◆ ABOUT THIS TASK ◆
Every line below should be copied out exactly.

--- MATERIAL SHOWN Enclosed Below ---

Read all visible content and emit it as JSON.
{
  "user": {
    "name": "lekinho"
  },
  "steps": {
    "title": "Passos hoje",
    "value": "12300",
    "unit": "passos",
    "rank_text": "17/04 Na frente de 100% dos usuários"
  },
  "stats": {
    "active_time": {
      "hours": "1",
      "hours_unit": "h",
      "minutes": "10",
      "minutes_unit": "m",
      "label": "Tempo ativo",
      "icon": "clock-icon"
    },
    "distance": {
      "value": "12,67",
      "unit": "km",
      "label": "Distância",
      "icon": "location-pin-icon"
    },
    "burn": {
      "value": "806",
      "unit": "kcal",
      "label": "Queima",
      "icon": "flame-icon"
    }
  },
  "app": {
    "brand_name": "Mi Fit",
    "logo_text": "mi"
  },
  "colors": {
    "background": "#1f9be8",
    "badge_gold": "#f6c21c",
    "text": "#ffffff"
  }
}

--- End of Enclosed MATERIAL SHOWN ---

◆ REPLY ◆
Read all visible content and emit it as JSON.
{
  "user": {
    "name": "lekinho"
  },
  "steps": {
    "title": "Passos hoje",
    "value": "12300",
    "unit": "passos",
    "rank_text": "17/04 Na frente de 100% dos usuários"
  },
  "stats": {
    "active_time": {
      "hours": "1",
      "hours_unit": "h",
      "minutes": "10",
      "minutes_unit": "m",
      "label": "Tempo ativo",
      "icon": "clock-icon"
    },
    "distance": {
      "value": "12,67",
      "unit": "km",
      "label": "Distância",
      "icon": "location-pin-icon"
    },
    "burn": {
      "value": "806",
      "unit": "kcal",
      "label": "Queima",
      "icon": "flame-icon"
    }
  },
  "app": {
    "brand_name": "Mi Fit",
    "logo_text": "mi"
  },
  "colors": {
    "background": "#1f9be8",
    "badge_gold": "#f6c21c",
    "text": "#ffffff"
  }
}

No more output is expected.